Claudia Petrilli
mbg Contributing Writer

Claudia Petrilli is a women’s wellness advocate who provides functional health coaching and education. She received a Functional Health Coaching Certification from the Institute for Functional Health Coaching and an Integrative Nutrition Health Coach Certification from the Institute for Integrative Nutrition.

She is the founder of Claudia Petrilli Health Coaching, where she works remotely with female clients across the U.S. and Canada, offering both private and group health coaching. Petrilli has spent 10 years educating women across North America on hormone health and foundational well-being. Through online training programs, one-to-one coaching, in-person workshops, and wellness collaborations with other practitioners, she has been able to grow her reach far and wide.

Having experienced debilitating PMS and unpredictable periods, Petrilli knows what it’s like to visit multiple doctors and spend years searching for answers. She became an advocate for herself and her health by learning how food, lifestyle, nutrient deficiencies, stress, and gut health affect a woman’s monthly cycle.
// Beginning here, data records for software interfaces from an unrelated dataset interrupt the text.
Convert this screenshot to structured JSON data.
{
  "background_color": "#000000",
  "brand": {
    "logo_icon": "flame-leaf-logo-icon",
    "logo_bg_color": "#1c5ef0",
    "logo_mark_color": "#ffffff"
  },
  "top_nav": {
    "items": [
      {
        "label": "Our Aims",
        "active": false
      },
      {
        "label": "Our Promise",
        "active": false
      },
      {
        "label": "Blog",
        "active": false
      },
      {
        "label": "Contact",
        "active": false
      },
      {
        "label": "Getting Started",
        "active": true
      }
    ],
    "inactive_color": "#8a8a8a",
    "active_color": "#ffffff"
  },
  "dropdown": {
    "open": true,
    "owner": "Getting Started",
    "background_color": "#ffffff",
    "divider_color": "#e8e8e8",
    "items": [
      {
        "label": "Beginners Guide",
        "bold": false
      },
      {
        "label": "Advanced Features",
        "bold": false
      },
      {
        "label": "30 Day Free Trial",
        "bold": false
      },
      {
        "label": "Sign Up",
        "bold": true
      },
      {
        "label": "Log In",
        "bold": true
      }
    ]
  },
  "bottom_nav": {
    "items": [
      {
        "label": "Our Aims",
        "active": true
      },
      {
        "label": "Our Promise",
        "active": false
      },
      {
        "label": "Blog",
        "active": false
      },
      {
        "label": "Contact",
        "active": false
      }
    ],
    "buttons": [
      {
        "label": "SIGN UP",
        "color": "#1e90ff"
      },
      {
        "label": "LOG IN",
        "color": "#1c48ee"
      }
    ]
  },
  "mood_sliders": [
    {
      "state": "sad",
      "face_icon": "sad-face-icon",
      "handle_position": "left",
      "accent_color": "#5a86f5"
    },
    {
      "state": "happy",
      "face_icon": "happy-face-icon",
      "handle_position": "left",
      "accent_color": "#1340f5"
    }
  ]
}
What she learned changed her life; now, she’s changing the lives of hundreds of women by teaching them to advocate for themselves.